Facebook explains why it needs your personal info

Key Points
  • Facebook explains why it needs information on its users.
  • Vice president of ads Rob Goldman says some of the data is gathered by Facebook and some is provided by advertisers.
  • Facebook uses it to show ads to the people it thinks will be most interested in them.
Mark Zuckerberg testifies before the House Energy and Commerce Committee in the Rayburn House Office Building on Capitol Hill April 11, 2018.
Chip Somodevilla | Getty Images

Facebook is explaining why it needs your data.

In a blog post Monday, vice president of ads Rob Goldman said Facebook uses your age, interests, location and other details to better understand what you like so that it can cater ads that might be more relevant to you.

Sometimes Facebook learns a bit more about you by using the Facebook Pixel tool, which can be built into websites.

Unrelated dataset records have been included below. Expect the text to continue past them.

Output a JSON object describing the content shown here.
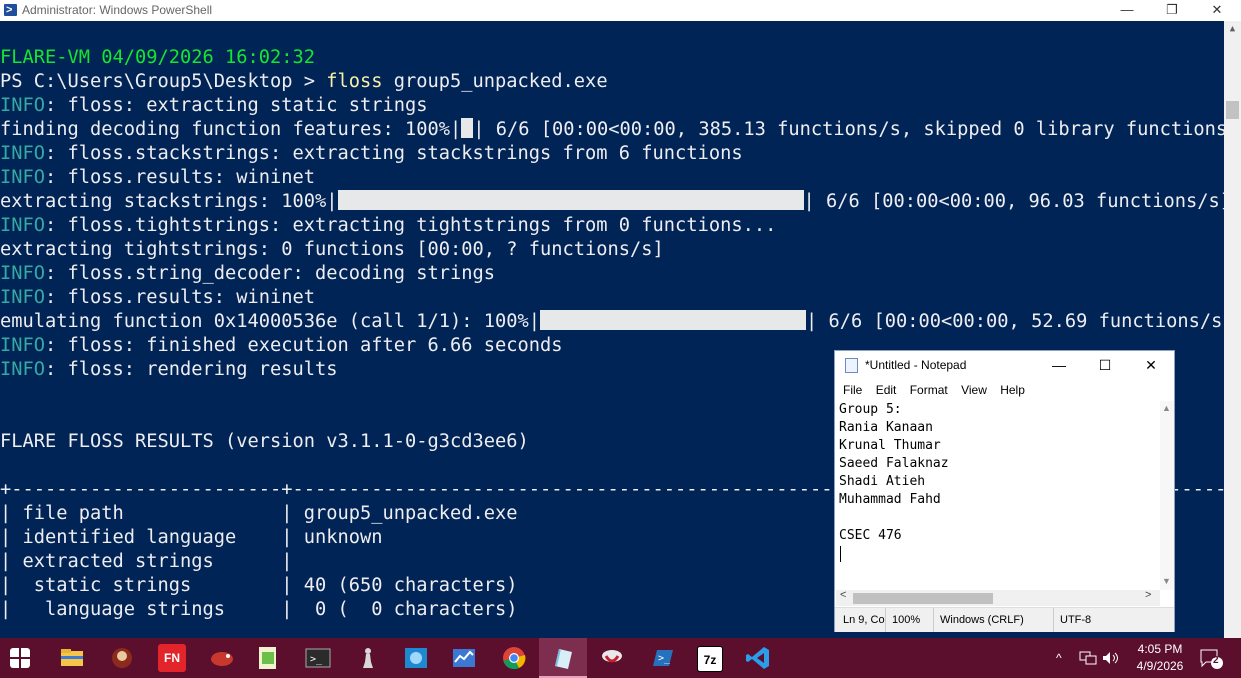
{
  "window": {
    "title": "Administrator: Windows PowerShell",
    "minimize_glyph": "—",
    "maximize_glyph": "❐",
    "close_glyph": "✕"
  },
  "terminal": {
    "header": "FLARE-VM 04/09/2026 16:02:32",
    "prompt": "PS C:\\Users\\Group5\\Desktop > ",
    "command": "floss",
    "command_args": " group5_unpacked.exe",
    "info_tag": "INFO",
    "lines": {
      "l1": ": floss: extracting static strings",
      "l2_pre": "finding decoding function features: 100%|",
      "l2_post": "| 6/6 [00:00<00:00, 385.13 functions/s, skipped 0 library functions]",
      "l3": ": floss.stackstrings: extracting stackstrings from 6 functions",
      "l4": ": floss.results: wininet",
      "l5_pre": "extracting stackstrings: 100%|",
      "l5_post": "| 6/6 [00:00<00:00, 96.03 functions/s]",
      "l6": ": floss.tightstrings: extracting tightstrings from 0 functions...",
      "l7": "extracting tightstrings: 0 functions [00:00, ? functions/s]",
      "l8": ": floss.string_decoder: decoding strings",
      "l9": ": floss.results: wininet",
      "l10_pre": "emulating function 0x14000536e (call 1/1): 100%|",
      "l10_post": "| 6/6 [00:00<00:00, 52.69 functions/s]",
      "l11": ": floss: finished execution after 6.66 seconds",
      "l12": ": floss: rendering results",
      "results_title": "FLARE FLOSS RESULTS (version v3.1.1-0-g3cd3ee6)",
      "border": "+------------------------+------------------------------------------------------------------------------------------+",
      "row1": "| file path              | group5_unpacked.exe                                                                      |",
      "row2": "| identified language    | unknown                                                                                  |",
      "row3": "| extracted strings      |                                                                                          |",
      "row4": "|  static strings        | 40 (650 characters)                                                                      |",
      "row5": "|   language strings     |  0 (  0 characters)                                                                      |"
    }
  },
  "notepad": {
    "title": "*Untitled - Notepad",
    "menu": [
      "File",
      "Edit",
      "Format",
      "View",
      "Help"
    ],
    "lines": [
      "Group 5:",
      "Rania Kanaan",
      "Krunal Thumar",
      "Saeed Falaknaz",
      "Shadi Atieh",
      "Muhammad Fahd",
      "",
      "CSEC 476"
    ],
    "status": {
      "position": "Ln 9, Co",
      "zoom": "100%",
      "line_ending": "Windows (CRLF)",
      "encoding": "UTF-8"
    }
  },
  "taskbar": {
    "time": "4:05 PM",
    "date": "4/9/2026",
    "notification_count": "2",
    "app_labels": {
      "fn": "FN",
      "zip": "7z"
    }
  }
}
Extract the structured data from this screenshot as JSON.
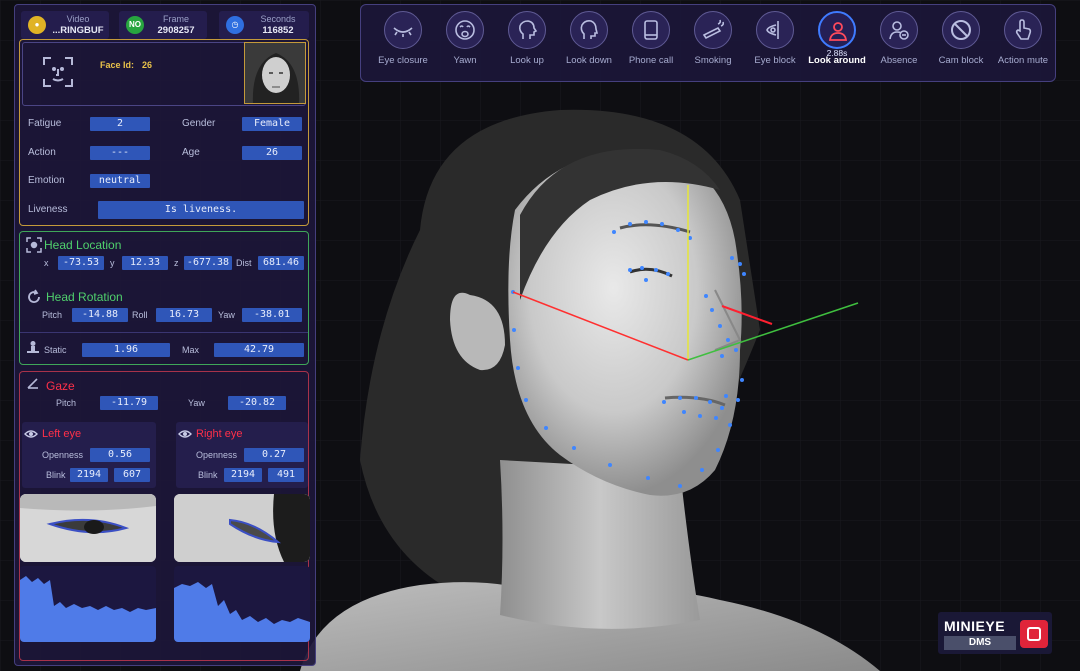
{
  "topbar": {
    "video": {
      "label": "Video",
      "value": "...RINGBUF"
    },
    "frame": {
      "label": "Frame",
      "value": "2908257",
      "icon_text": "NO"
    },
    "seconds": {
      "label": "Seconds",
      "value": "116852"
    }
  },
  "face": {
    "id_label": "Face Id:",
    "id_value": "26"
  },
  "attributes": {
    "fatigue": {
      "label": "Fatigue",
      "value": "2"
    },
    "gender": {
      "label": "Gender",
      "value": "Female"
    },
    "action": {
      "label": "Action",
      "value": "---"
    },
    "age": {
      "label": "Age",
      "value": "26"
    },
    "emotion": {
      "label": "Emotion",
      "value": "neutral"
    },
    "liveness": {
      "label": "Liveness",
      "value": "Is liveness."
    }
  },
  "head_location": {
    "title": "Head Location",
    "x": {
      "label": "x",
      "value": "-73.53"
    },
    "y": {
      "label": "y",
      "value": "12.33"
    },
    "z": {
      "label": "z",
      "value": "-677.38"
    },
    "dist": {
      "label": "Dist",
      "value": "681.46"
    }
  },
  "head_rotation": {
    "title": "Head Rotation",
    "pitch": {
      "label": "Pitch",
      "value": "-14.88"
    },
    "roll": {
      "label": "Roll",
      "value": "16.73"
    },
    "yaw": {
      "label": "Yaw",
      "value": "-38.01"
    }
  },
  "static_row": {
    "static": {
      "label": "Static",
      "value": "1.96"
    },
    "max": {
      "label": "Max",
      "value": "42.79"
    }
  },
  "gaze": {
    "title": "Gaze",
    "pitch": {
      "label": "Pitch",
      "value": "-11.79"
    },
    "yaw": {
      "label": "Yaw",
      "value": "-20.82"
    }
  },
  "left_eye": {
    "title": "Left eye",
    "openness": {
      "label": "Openness",
      "value": "0.56"
    },
    "blink": {
      "label": "Blink",
      "value1": "2194",
      "value2": "607"
    }
  },
  "right_eye": {
    "title": "Right eye",
    "openness": {
      "label": "Openness",
      "value": "0.27"
    },
    "blink": {
      "label": "Blink",
      "value1": "2194",
      "value2": "491"
    }
  },
  "toolbar": {
    "items": [
      {
        "label": "Eye closure",
        "icon": "eye-closed-icon"
      },
      {
        "label": "Yawn",
        "icon": "yawn-icon"
      },
      {
        "label": "Look up",
        "icon": "head-up-icon"
      },
      {
        "label": "Look down",
        "icon": "head-down-icon"
      },
      {
        "label": "Phone call",
        "icon": "phone-icon"
      },
      {
        "label": "Smoking",
        "icon": "cigarette-icon"
      },
      {
        "label": "Eye block",
        "icon": "eye-block-icon"
      },
      {
        "label": "Look around",
        "icon": "person-icon",
        "time": "2.88s",
        "active": true
      },
      {
        "label": "Absence",
        "icon": "absence-icon"
      },
      {
        "label": "Cam block",
        "icon": "no-sign-icon"
      },
      {
        "label": "Action mute",
        "icon": "hand-icon"
      }
    ]
  },
  "brand": {
    "name": "MINIEYE",
    "product": "DMS"
  },
  "colors": {
    "panel": "#1c163a",
    "accent_blue": "#2f56b8",
    "green": "#4fd06c",
    "red": "#ff3049",
    "active_ring": "#3f7bff",
    "logo_red": "#e0243a"
  }
}
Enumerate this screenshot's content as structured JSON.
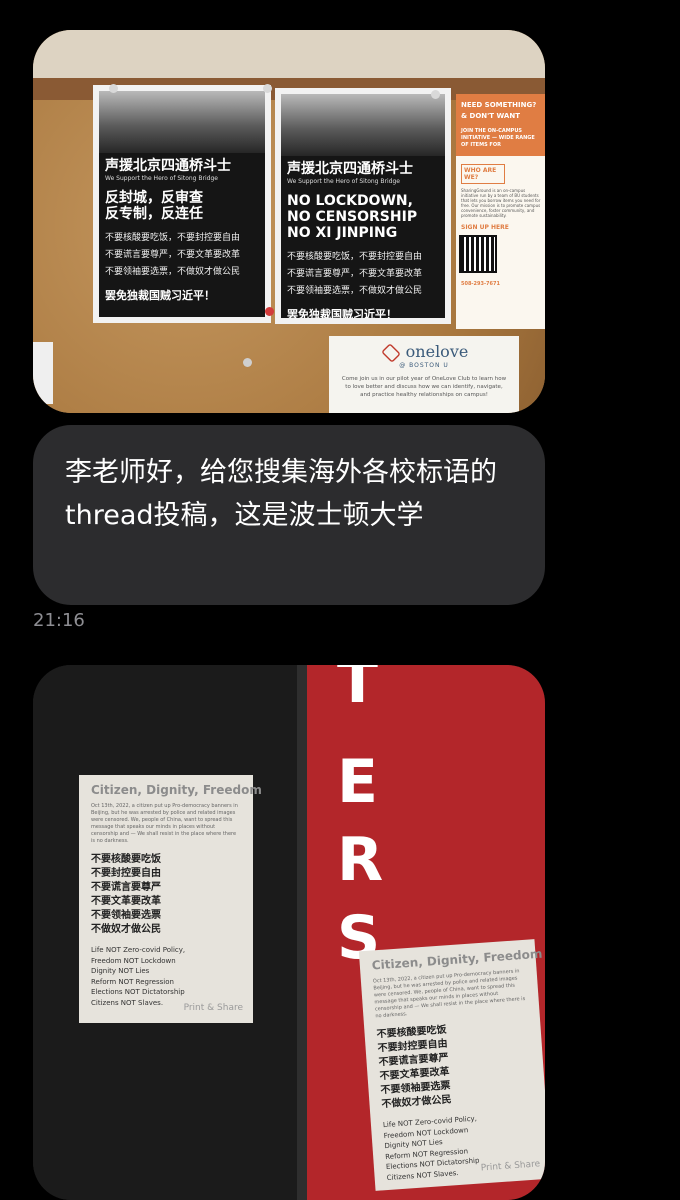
{
  "photo1": {
    "poster_left": {
      "title": "声援北京四通桥斗士",
      "subtitle": "We Support the Hero of Sitong Bridge",
      "slogan": "反封城，反审查\n反专制，反连任",
      "lines": "不要核酸要吃饭，不要封控要自由\n不要谎言要尊严，不要文革要改革\n不要领袖要选票，不做奴才做公民",
      "footer": "罢免独裁国贼习近平！"
    },
    "poster_right": {
      "title": "声援北京四通桥斗士",
      "subtitle": "We Support the Hero of Sitong Bridge",
      "slogan": "NO LOCKDOWN,\nNO CENSORSHIP\nNO XI JINPING",
      "lines": "不要核酸要吃饭，不要封控要自由\n不要谎言要尊严，不要文革要改革\n不要领袖要选票，不做奴才做公民",
      "footer": "罢免独裁国贼习近平！"
    },
    "orange_flyer": {
      "heading": "NEED SOMETHING? & DON'T WANT",
      "sub": "JOIN THE ON-CAMPUS INITIATIVE — WIDE RANGE OF ITEMS FOR",
      "who": "WHO ARE WE?",
      "body": "SharingGround is an on-campus initiative run by a team of BU students that lets you borrow items you need for free. Our mission is to promote campus convenience, foster community, and promote sustainability.",
      "signup": "SIGN UP HERE",
      "phone": "508-293-7671"
    },
    "onelove": {
      "logo": "onelove",
      "at": "@ BOSTON U",
      "text": "Come join us in our pilot year of OneLove Club to learn how to love better and discuss how we can identify, navigate, and practice healthy relationships on campus!"
    }
  },
  "message": {
    "text": "李老师好，给您搜集海外各校标语的thread投稿，这是波士顿大学",
    "time": "21:16"
  },
  "photo2": {
    "letters": [
      "T",
      "E",
      "R",
      "S"
    ],
    "flyer": {
      "title": "Citizen, Dignity, Freedom",
      "body": "Oct 13th, 2022, a citizen put up Pro-democracy banners in Beijing, but he was arrested by police and related images were censored. We, people of China, want to spread this message that speaks our minds in places without censorship and — We shall resist in the place where there is no darkness.",
      "cn": "不要核酸要吃饭\n不要封控要自由\n不要谎言要尊严\n不要文革要改革\n不要领袖要选票\n不做奴才做公民",
      "en": "Life NOT Zero-covid Policy,\nFreedom NOT Lockdown\nDignity NOT Lies\nReform NOT Regression\nElections NOT Dictatorship\nCitizens NOT Slaves.",
      "share": "Print & Share"
    }
  }
}
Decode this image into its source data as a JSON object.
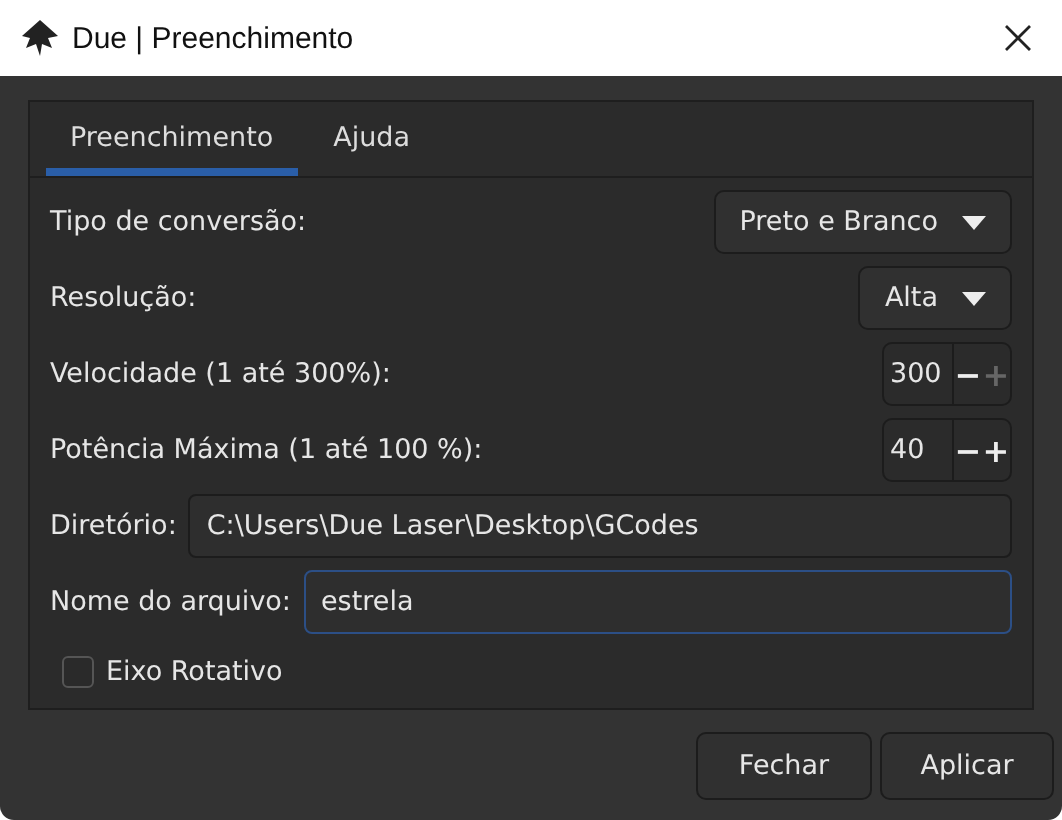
{
  "window": {
    "title": "Due | Preenchimento"
  },
  "tabs": [
    {
      "label": "Preenchimento",
      "selected": true
    },
    {
      "label": "Ajuda",
      "selected": false
    }
  ],
  "rows": [
    {
      "kind": "dropdown",
      "label": "Tipo de conversão:",
      "value": "Preto e Branco"
    },
    {
      "kind": "dropdown",
      "label": "Resolução:",
      "value": "Alta"
    },
    {
      "kind": "spin",
      "label": "Velocidade (1 até 300%):",
      "value": "300",
      "minus": "−",
      "plus": "+",
      "plus_disabled": true
    },
    {
      "kind": "spin",
      "label": "Potência Máxima (1 até 100 %):",
      "value": "40",
      "minus": "−",
      "plus": "+",
      "plus_disabled": false
    },
    {
      "kind": "field",
      "label": "Diretório:",
      "value": "C:\\Users\\Due Laser\\Desktop\\GCodes",
      "focused": false
    },
    {
      "kind": "field",
      "label": "Nome do arquivo:",
      "value": "estrela",
      "focused": true
    },
    {
      "kind": "checkbox",
      "label": "Eixo Rotativo",
      "checked": false
    }
  ],
  "buttons": [
    "Fechar",
    "Aplicar"
  ]
}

"For example, if an online retailer is using Facebook Pixel, they can ask Facebook to show ads to people who looked at a certain style of shoe or put a pair of shoes into their shopping cart," Goldman said.

Goldman argued that Facebook users aren't the product — and reiterated that Facebook doesn't sell its users' private information.

"We don't sell your information," he said. "When an advertiser runs a campaign on Facebook, we share reports about the performance of their ad campaign. We could, for example, tell an advertiser that more men than women responded to their ad, and that most people clicked on the ad from their phone."

To learn more about what data Facebook has, check out CNBC's guide to downloading a copy of everything Facebook knows about you.